• Instructions for the task: Pull every line with "icon" from the entries below.
====== Data shown ======
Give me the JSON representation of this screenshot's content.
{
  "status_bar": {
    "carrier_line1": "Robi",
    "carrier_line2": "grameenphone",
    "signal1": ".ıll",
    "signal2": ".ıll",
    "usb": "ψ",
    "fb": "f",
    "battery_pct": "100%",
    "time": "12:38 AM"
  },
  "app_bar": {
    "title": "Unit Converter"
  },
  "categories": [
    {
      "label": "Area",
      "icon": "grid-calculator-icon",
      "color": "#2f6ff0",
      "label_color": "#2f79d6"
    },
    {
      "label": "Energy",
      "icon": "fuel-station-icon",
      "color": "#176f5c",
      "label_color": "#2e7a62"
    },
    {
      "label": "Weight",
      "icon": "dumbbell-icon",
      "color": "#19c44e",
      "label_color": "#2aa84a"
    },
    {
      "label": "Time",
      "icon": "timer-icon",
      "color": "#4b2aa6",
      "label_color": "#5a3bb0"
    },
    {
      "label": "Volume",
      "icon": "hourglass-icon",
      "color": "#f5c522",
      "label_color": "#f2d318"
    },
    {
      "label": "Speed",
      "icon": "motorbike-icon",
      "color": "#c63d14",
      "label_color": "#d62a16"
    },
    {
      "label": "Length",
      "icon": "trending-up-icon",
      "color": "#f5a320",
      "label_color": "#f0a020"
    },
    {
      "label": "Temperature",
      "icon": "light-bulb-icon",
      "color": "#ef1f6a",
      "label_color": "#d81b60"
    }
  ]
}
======
• Reply to the exercise:
      "icon": "grid-calculator-icon",
      "icon": "fuel-station-icon",
      "icon": "dumbbell-icon",
      "icon": "timer-icon",
      "icon": "hourglass-icon",
      "icon": "motorbike-icon",
      "icon": "trending-up-icon",
      "icon": "light-bulb-icon",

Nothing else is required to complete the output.